Queer feminist activist, "ecosexual," and porn star Annie Sprinkle famously called for feminists to make our own pornography. We can make our own sciences in the same spirit--they don't have to happen under the auspices of the same economic, epistemic, and institutional structures and logics. . . . When we claim sciences, instead of "engaging" them, the terrain shifts from one of how un/friendly feminists are to Science to one of what a world of sciences has to offer, where so much is at stake. (146)
Reading Willey's dyke science declaration from an indigenous standpoint, I am again reminded why it was feminist critics of science who brought me to feminism.
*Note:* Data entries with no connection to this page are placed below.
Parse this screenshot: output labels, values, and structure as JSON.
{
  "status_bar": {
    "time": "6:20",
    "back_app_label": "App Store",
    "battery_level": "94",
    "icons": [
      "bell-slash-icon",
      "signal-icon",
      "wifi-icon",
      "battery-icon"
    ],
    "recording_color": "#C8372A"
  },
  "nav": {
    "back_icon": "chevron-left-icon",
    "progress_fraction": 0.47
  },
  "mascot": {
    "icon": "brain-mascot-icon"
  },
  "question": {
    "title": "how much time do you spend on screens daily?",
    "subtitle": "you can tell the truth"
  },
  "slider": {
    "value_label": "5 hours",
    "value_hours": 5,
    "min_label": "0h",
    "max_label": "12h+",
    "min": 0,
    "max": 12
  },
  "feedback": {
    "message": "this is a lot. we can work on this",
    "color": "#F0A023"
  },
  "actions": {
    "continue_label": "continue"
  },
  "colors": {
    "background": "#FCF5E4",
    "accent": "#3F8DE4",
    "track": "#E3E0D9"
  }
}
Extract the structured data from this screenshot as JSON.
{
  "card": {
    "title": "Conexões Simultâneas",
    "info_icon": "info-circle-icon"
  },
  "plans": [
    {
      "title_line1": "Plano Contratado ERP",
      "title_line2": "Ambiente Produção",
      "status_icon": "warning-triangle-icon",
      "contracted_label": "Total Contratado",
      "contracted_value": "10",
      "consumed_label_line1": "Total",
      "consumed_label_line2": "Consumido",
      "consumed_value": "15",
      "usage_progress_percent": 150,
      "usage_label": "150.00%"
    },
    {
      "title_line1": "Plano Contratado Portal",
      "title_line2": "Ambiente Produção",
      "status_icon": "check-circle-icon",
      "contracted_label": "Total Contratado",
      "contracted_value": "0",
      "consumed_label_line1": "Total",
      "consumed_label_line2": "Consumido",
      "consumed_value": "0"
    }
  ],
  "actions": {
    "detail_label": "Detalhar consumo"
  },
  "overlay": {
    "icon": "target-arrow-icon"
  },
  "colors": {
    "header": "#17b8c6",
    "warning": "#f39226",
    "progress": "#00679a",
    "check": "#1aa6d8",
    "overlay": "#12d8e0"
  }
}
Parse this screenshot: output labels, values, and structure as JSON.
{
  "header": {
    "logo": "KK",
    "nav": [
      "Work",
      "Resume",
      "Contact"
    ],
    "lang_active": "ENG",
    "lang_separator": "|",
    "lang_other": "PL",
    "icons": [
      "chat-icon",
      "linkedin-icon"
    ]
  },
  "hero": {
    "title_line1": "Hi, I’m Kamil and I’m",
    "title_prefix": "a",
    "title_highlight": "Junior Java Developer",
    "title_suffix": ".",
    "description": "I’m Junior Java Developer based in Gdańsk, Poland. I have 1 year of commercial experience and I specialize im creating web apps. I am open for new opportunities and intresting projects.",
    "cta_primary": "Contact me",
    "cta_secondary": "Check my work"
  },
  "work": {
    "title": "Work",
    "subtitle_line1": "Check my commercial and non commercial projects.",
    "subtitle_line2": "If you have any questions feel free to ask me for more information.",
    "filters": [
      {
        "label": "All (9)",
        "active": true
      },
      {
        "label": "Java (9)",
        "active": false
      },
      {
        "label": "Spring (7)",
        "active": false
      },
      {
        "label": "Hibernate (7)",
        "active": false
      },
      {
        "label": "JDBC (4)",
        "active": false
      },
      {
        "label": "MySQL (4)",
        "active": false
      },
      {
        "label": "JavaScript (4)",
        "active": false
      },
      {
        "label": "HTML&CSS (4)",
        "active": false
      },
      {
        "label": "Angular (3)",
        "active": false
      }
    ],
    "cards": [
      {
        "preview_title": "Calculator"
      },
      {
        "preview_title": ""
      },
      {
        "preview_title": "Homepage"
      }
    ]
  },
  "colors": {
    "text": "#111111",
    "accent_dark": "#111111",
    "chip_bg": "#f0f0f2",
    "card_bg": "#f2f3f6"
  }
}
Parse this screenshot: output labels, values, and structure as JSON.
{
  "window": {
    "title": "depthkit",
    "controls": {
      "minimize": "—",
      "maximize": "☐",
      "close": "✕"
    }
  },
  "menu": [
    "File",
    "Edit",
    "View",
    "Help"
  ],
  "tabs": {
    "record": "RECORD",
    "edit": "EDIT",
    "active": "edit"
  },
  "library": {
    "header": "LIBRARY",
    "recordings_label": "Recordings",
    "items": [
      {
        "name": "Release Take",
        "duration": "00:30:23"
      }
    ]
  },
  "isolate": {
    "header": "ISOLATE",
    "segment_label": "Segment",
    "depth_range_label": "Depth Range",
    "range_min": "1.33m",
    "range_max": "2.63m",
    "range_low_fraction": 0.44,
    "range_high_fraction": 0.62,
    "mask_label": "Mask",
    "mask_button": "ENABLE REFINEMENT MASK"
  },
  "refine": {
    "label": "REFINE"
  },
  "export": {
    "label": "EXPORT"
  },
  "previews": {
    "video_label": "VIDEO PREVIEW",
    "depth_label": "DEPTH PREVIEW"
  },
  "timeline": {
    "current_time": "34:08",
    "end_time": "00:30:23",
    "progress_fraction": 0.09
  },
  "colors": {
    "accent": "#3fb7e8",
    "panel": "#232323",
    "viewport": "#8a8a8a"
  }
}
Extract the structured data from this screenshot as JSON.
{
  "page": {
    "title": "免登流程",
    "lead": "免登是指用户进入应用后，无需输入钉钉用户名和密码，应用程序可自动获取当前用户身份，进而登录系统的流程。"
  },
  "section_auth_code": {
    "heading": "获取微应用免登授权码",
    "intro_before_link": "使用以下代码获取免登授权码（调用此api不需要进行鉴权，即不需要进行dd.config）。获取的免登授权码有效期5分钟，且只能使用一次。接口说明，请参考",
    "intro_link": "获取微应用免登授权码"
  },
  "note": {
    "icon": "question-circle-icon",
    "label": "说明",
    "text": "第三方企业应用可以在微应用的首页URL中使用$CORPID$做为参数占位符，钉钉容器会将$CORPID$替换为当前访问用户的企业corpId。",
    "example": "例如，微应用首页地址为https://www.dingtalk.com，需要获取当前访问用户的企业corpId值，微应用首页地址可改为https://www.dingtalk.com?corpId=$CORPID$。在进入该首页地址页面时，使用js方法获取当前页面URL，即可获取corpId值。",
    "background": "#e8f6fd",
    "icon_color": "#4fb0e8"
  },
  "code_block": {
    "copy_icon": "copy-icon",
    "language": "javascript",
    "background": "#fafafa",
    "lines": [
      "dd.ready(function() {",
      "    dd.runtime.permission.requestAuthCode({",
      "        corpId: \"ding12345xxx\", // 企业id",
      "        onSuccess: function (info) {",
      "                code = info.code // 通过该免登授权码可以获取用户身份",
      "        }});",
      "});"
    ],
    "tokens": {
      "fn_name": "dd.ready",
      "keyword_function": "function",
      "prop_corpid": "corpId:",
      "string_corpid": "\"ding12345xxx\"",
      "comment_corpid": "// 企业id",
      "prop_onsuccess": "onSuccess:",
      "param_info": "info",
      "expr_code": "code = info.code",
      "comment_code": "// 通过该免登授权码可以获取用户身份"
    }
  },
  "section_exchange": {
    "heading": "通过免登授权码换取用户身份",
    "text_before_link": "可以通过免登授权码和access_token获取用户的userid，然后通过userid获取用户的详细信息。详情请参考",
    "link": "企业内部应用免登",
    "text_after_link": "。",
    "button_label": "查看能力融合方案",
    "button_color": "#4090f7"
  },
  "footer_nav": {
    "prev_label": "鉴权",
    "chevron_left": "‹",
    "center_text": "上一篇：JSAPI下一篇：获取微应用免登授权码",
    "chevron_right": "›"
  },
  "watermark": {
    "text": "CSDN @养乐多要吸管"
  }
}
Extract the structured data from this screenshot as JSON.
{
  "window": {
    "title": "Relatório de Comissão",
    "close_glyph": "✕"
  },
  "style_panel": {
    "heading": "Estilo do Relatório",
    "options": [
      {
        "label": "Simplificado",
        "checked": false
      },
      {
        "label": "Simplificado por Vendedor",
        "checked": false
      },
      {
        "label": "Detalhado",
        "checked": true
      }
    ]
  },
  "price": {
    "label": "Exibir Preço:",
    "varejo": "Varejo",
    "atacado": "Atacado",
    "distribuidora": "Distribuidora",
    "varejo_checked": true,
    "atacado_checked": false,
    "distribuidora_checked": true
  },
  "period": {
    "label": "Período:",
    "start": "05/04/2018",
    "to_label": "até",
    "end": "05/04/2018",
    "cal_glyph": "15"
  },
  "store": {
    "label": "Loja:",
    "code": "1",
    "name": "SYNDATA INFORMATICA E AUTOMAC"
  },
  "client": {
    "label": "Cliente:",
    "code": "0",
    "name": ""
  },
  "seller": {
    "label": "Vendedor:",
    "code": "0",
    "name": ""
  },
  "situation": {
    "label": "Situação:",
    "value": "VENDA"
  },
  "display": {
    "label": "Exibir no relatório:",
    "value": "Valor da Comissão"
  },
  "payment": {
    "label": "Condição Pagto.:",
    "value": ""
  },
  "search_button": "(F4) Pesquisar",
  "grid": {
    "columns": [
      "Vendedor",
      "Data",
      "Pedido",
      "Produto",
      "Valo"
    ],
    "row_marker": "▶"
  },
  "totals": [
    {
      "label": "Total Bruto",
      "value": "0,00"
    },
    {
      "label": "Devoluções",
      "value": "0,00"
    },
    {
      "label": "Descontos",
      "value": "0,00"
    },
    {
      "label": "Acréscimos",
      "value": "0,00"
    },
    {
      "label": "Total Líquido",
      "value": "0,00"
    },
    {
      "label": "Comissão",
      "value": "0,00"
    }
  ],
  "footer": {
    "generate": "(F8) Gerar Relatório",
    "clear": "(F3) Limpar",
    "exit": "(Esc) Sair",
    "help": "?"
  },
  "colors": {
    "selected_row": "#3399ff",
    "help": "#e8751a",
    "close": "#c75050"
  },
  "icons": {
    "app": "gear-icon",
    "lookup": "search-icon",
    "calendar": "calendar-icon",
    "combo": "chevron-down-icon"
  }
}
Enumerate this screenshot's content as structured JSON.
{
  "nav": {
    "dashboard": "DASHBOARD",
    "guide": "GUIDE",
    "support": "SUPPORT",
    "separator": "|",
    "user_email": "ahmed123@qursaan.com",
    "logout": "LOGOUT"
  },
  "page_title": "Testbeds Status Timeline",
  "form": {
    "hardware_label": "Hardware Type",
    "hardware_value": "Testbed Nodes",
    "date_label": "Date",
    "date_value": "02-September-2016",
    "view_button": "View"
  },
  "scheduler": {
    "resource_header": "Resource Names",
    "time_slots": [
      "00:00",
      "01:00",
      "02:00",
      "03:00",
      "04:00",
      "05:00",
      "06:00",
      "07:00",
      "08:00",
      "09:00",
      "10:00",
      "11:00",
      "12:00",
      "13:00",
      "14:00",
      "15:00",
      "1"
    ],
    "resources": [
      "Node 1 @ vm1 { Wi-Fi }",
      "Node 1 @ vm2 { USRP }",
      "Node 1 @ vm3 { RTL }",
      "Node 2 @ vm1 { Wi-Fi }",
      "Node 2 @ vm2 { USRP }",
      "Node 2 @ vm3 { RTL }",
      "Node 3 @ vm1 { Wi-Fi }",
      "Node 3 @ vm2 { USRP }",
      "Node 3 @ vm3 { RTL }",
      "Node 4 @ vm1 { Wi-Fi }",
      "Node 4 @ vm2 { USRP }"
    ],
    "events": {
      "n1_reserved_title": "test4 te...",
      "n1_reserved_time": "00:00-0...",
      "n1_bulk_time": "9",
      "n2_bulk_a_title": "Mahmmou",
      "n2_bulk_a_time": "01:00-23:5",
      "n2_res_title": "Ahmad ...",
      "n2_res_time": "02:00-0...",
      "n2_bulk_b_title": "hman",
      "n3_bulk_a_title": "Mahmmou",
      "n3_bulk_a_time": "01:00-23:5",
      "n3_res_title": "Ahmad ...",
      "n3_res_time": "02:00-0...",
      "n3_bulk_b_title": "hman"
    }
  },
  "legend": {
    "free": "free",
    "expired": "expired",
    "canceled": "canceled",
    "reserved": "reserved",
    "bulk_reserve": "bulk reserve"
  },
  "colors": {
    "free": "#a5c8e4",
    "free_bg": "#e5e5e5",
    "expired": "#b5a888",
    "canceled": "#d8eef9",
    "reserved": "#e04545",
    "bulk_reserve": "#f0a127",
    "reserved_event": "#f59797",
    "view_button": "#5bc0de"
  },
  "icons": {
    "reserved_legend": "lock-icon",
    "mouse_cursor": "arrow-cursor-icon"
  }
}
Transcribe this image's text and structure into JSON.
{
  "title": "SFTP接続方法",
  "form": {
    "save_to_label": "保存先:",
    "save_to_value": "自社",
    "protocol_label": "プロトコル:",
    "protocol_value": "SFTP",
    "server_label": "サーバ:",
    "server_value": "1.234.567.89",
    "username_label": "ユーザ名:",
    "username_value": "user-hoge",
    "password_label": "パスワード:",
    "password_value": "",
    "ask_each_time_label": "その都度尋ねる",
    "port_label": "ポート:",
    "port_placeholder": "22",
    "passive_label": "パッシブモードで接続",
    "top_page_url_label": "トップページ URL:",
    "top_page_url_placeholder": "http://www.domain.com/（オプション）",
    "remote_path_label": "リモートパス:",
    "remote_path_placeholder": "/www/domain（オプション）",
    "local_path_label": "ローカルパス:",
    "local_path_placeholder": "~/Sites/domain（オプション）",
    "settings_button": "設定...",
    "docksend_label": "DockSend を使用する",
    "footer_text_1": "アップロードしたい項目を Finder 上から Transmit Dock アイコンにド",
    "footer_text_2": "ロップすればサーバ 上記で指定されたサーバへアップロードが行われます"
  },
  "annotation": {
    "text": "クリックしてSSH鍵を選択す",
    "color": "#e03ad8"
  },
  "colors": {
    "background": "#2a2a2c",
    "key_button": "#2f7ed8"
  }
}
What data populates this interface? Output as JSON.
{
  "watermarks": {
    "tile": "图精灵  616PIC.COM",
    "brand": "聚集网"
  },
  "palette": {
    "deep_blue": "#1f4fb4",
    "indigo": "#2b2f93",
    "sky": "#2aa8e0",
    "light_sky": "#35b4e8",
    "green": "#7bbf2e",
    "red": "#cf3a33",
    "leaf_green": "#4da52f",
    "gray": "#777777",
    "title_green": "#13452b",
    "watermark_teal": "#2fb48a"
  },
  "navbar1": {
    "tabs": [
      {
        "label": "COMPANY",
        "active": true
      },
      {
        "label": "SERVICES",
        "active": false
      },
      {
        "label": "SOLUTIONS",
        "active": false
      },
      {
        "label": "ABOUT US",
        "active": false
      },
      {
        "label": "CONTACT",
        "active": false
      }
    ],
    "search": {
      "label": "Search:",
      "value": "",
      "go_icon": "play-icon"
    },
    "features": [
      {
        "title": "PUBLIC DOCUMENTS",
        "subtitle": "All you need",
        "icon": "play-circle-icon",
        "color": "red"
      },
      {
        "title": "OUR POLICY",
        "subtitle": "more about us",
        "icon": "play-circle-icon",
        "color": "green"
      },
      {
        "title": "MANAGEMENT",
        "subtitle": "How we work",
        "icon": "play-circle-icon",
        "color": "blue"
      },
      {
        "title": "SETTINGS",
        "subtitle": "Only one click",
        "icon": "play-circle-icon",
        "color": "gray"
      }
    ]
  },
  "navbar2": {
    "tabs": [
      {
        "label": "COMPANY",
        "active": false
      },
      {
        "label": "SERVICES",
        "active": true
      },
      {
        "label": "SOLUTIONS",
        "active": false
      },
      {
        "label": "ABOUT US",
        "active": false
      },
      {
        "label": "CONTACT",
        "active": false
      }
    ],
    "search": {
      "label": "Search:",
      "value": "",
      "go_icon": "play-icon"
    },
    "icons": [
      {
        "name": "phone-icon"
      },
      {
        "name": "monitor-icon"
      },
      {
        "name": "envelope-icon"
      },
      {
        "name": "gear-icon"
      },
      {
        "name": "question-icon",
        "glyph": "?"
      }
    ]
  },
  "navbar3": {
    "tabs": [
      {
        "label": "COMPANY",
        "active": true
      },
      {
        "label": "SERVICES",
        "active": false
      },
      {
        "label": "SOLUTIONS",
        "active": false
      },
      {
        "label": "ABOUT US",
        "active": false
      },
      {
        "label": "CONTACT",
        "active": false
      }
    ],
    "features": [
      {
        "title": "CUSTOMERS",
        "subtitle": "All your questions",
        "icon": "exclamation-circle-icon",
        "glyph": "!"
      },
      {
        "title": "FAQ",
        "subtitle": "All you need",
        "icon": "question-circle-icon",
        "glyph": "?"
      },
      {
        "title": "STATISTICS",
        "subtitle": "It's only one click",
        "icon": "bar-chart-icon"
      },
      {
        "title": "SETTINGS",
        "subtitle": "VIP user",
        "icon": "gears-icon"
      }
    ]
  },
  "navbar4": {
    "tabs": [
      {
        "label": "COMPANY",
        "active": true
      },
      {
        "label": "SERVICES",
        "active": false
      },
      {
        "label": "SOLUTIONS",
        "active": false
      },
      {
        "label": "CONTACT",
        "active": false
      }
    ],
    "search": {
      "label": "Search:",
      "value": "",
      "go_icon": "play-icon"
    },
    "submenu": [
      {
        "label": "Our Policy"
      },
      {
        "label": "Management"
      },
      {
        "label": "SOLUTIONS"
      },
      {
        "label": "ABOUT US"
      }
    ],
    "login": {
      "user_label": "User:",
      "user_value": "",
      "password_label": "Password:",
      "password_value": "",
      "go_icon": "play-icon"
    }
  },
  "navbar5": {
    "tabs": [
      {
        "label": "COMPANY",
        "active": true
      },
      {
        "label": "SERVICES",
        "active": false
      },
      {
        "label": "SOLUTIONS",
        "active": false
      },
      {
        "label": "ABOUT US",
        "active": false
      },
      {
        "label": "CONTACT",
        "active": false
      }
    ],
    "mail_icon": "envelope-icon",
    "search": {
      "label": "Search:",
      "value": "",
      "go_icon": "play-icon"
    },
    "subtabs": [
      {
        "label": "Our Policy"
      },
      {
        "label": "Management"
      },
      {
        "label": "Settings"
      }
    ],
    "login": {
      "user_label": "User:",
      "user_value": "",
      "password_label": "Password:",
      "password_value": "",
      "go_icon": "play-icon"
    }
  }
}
Indigenous peoples too must move on from simply engaging science and attempting to intervene to make it better serve our needs. We must take a harder approach. We must claim science. This is a more powerful conceptual space from which to go about changing the political-economic structures with which the sciences are co-constituted in order to make a different world. Undoing Monogamy provides us with an example of how to approach science differently in ways that are grounded more in the lives and needs of a wider variety of diverse humans and nonhumans.
Morgensen, Scott Lauria. 2011. Spaces between us: Queer settler colonialism and Indigenous decolonization. Minneapolis: University of Minnesota Press.